Having read and enjoyed two novels by Paul Maier, I looked forward to reading "More than a Skeleton." The book certainly didn't disappoint. The novel is a quick read as it isn't as technical as the book that preceeded it. Once again, some pretty well written satire comes into play (especially when a fictional televangelist "prophet" sues the main character). I agree with another reviewer that the scenario presented in this book is even more far fetched than that in "A Skeleton in God's Closet." However, this dosen't detract from the novel's enjoyability. Maier is able to keep the reader wandering whether Ben-Yosef is really the returned Christ or a diabolical imposter.
Not as good as its predecessor, but a good read nonetheless. May 5, 2007
I'll start off by saying that More Than a Skeleton is not as good as book it is a follow up to, A Skeleton in God's Closet. I gave the latter five stars, while I give this book four stars. Having said that, this is still a good read and if you read and liked the first book, then you should by all means pick this one up too.

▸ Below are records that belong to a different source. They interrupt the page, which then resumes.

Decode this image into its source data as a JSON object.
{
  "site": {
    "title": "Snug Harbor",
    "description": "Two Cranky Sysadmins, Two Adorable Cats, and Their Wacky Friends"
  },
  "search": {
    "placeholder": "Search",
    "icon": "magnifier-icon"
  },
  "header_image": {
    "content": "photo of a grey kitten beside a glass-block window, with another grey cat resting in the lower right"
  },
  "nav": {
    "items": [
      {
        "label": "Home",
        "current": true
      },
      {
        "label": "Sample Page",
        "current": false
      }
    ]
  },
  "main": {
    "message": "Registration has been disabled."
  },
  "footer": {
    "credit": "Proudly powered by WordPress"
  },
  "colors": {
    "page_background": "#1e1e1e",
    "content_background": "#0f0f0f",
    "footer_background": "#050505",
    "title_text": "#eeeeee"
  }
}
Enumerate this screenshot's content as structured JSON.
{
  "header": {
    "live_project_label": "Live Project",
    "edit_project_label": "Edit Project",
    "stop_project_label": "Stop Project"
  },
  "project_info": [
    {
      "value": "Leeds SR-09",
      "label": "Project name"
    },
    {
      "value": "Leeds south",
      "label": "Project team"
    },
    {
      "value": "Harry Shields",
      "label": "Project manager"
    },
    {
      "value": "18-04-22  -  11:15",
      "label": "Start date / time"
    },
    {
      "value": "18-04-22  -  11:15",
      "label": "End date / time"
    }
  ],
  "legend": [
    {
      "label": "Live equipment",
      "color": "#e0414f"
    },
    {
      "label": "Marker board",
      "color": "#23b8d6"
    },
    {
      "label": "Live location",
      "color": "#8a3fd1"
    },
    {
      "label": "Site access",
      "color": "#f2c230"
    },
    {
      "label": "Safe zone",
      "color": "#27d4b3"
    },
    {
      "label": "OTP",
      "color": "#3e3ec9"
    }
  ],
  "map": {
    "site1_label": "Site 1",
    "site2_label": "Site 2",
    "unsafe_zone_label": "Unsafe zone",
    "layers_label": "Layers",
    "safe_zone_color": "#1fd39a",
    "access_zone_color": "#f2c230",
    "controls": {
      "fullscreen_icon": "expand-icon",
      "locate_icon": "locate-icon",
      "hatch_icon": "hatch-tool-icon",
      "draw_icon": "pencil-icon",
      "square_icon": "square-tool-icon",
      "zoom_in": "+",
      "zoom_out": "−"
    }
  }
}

The plot descriptions here are pretty accurate, so I'll skip that. I will say that the reason why this book isn't quite as good is that it seemed to me to drag along in a few spots and I sort of wanted it to pick up. I'd describe the first book's pace as 100 mph without stopping at all to let you catch your breath, while I'd describe this book's pace as about 85 mph, but it was still a fun read.
If you've already read the first book (or the author's other works) then you know that one of the great aspects about Maier's writing is that he avoids the pitfalls of so many other authors of the religious (read Christian) mystery genre by not siding with either extreme: he's not too preachy about the greatness of religion, nor does he bash and attempt to discredit everything about religion.
Bottom line is that this book is great history and an interesting story, and if you liked the first book, then you will definitely devour this one too.
Awesome Apr 4, 2007
Maier has such knowledge of Bible history & archeology. His stories are intriguing & fasinating. They keep you wanting more.